As parent’s deal with a case of head lice, a hundred different questions can come racing through their mind. One of the most common questions we get asked is, “Do head lice bite?”
Yes, head lice do bite.
An adult louse will feed 5 to 6 times per day. The average person with a case of head lice is carrying 10-12 lice at a time. This averages over 50 head lice bites per day that person is infected. Obviously, this is assuming the problem is realized and taken care of fairly quickly. Infestations left untreated can be drastically worse as female lice lay up to 6 eggs per day. Lice eggs hatch every 7 days. You can see that head lice is a problem that can go from bad to worse in just a few short weeks.

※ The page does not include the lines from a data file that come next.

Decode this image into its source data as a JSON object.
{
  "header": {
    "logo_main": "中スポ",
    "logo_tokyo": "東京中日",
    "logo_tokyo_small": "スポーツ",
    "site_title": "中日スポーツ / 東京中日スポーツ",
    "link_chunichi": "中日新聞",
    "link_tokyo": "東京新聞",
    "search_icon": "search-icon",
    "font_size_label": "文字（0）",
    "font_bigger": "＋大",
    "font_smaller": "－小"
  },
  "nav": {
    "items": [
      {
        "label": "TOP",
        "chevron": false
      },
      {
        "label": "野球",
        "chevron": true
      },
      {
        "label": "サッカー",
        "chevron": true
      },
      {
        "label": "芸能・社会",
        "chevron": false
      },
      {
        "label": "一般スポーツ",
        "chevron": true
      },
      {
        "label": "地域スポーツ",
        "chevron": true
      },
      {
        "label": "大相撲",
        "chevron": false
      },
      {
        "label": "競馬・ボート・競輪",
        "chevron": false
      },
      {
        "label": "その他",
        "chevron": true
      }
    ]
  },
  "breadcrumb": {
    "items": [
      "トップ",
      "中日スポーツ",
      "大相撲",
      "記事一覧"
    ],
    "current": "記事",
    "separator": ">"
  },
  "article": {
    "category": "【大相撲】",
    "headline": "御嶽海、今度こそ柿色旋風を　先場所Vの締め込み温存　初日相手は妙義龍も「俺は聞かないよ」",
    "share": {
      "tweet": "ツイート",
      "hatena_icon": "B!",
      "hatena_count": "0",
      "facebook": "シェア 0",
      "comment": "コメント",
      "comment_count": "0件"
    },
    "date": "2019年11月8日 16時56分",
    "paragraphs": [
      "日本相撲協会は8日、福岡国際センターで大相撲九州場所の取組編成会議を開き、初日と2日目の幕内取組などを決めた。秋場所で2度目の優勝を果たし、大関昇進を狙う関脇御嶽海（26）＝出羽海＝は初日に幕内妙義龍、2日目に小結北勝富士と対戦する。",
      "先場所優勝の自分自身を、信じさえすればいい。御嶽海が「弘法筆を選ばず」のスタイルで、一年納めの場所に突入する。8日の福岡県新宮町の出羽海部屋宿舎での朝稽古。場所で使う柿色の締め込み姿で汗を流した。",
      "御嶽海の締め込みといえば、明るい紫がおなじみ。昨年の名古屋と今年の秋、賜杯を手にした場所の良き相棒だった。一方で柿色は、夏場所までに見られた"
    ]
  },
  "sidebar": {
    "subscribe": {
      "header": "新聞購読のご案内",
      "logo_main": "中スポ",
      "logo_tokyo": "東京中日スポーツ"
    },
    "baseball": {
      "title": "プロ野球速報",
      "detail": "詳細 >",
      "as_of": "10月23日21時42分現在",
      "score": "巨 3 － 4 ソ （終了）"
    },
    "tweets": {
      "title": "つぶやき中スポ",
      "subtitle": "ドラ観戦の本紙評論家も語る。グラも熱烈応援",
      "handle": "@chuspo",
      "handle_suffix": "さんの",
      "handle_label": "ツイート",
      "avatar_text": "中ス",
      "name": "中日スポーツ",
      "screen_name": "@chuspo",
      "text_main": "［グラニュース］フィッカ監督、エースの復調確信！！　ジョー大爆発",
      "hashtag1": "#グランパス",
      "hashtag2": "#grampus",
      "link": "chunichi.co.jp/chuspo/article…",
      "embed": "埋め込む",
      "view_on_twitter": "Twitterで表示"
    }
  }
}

How Do Head Lice Bite?
Lice have a mouth that acts as a tube with a suction cup on the end. They grab a hold of the skin on the scalp and push through small sharp teeth that penetrate the skin. As they feed, the skin is broken leaving red bumps and marks on the scalp.
Do Nits Bite, too?
Lice eggs, or nits, are not yet hatched and therefore unable to bite. As soon as an egg hatches, the newborn nymph will actively start looking for its first meal. Nymphs will bite and fed on human blood the same as adult lice while they grow and mature into adulthood.
What Causes the Itchiness?
As head lice bite they leave broken skin and open sores. They can become dry and irritated resulting in itchiness. This is just one of the reasons. As a louse drinks human blood, they salivate a substance that prevents the blood from clotting as they eat. This saliva is spread over the skin of the host and causes significant allergic reactions. Ever wonder how lice move around? As lice crawl around from hair strand to hair strand on the scalp they use hook-like claws on the tip of their legs. This gives off a tickling or irritating feeling that can lead to itchiness. The combination of bites, saliva, and crawling make itching a major symptom in indicating a head lice infestation.
My Child’s Scalp is Itchy? What do I do Now?
The first thing we recommend is using a nit comb, or fine tooth comb to examine your child’s scalp. Pay special attention to behind the ears, near the base of the neck and the crown of the head. These are the areas head lice like to linger and lay their eggs most often. While examining look for yellowish, oval eggs that are very near the base of the scalp. They will not easily flake off as dandruff would, but will be peeled off only using the fine tooth comb. Watch for red irritated bumps or rashes. Live lice will scurry away quickly from direct light and may be difficult to spot. If you do see any small, sesame seed-sized brown bugs crawling on the hair you clearly have a case of head lice.